(Dataset excerpts)
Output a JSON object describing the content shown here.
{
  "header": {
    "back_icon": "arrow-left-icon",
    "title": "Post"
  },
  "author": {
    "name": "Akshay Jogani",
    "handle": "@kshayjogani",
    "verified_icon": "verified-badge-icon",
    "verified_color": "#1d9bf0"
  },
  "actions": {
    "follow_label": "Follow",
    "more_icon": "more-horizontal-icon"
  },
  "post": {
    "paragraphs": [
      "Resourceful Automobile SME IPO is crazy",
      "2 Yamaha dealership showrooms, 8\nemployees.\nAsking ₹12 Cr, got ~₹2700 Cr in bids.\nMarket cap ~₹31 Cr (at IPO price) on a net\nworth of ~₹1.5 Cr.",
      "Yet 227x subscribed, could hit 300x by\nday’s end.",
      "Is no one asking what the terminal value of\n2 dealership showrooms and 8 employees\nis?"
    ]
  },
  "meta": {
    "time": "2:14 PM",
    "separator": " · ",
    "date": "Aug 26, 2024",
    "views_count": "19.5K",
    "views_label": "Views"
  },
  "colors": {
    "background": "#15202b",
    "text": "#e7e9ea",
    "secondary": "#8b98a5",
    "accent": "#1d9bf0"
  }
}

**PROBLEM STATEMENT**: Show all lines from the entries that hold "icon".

**EXERCISE OUTPUT**:
    "back_icon": "arrow-left-icon",
    "verified_icon": "verified-badge-icon",
    "more_icon": "more-horizontal-icon"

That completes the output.